• [What the task asks] Copy out, from the entries below, each line that holds the string "this".

• [The records]
========
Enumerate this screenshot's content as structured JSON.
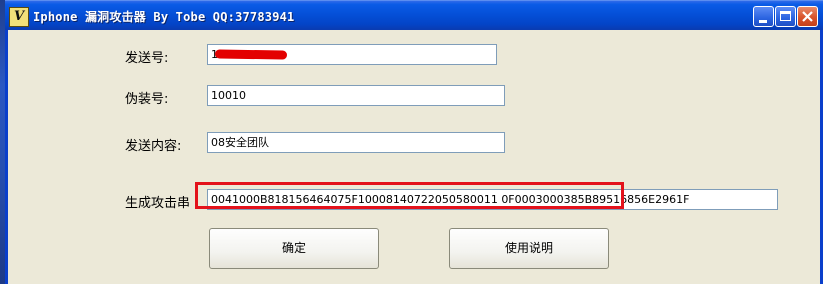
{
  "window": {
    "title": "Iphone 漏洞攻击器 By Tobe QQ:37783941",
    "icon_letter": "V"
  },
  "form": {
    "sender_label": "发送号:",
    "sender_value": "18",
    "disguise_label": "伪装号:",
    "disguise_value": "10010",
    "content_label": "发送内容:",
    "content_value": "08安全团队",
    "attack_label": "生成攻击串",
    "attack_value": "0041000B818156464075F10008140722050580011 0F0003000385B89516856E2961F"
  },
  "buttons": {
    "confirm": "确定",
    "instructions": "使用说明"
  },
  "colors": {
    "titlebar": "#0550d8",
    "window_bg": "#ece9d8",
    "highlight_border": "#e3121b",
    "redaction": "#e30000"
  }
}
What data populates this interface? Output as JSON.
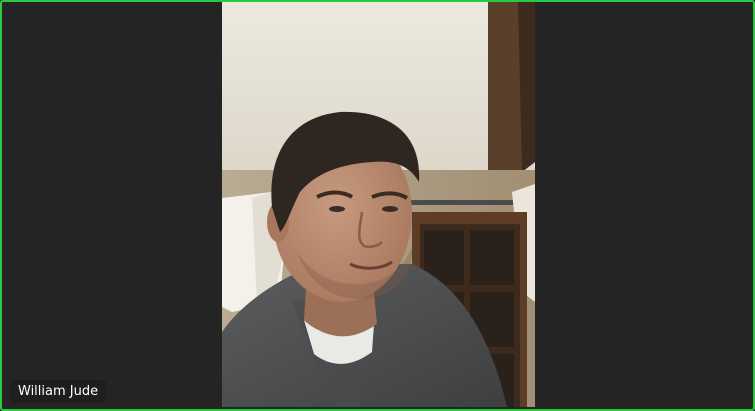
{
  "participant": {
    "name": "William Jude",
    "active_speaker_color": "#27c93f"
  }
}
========
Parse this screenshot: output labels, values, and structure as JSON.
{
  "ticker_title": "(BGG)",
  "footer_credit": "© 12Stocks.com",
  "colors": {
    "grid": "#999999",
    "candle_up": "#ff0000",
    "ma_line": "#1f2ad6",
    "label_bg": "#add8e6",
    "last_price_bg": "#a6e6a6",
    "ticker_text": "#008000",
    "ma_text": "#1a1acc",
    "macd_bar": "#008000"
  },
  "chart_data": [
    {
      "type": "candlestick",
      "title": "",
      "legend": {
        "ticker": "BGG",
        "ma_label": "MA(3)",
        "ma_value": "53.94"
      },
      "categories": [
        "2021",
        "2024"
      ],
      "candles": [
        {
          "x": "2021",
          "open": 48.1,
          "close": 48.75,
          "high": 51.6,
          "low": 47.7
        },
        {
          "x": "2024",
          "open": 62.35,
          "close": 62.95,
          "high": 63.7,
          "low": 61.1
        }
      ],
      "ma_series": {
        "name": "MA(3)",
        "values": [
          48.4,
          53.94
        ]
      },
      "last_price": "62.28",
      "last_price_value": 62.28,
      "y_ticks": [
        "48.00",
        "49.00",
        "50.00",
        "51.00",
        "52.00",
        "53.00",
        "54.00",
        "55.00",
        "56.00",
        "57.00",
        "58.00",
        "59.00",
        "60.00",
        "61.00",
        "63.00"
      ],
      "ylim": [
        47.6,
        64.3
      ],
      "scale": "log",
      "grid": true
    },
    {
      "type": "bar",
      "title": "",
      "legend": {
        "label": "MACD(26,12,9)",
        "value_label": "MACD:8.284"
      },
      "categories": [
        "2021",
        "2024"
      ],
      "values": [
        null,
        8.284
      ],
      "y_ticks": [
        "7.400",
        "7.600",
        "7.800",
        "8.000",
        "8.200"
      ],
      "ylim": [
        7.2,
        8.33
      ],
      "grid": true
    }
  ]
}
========
• [Response area]
Enumerate this screenshot's content as structured JSON.
What data populates this interface? Output as JSON.
Parse this screenshot: output labels, values, and structure as JSON.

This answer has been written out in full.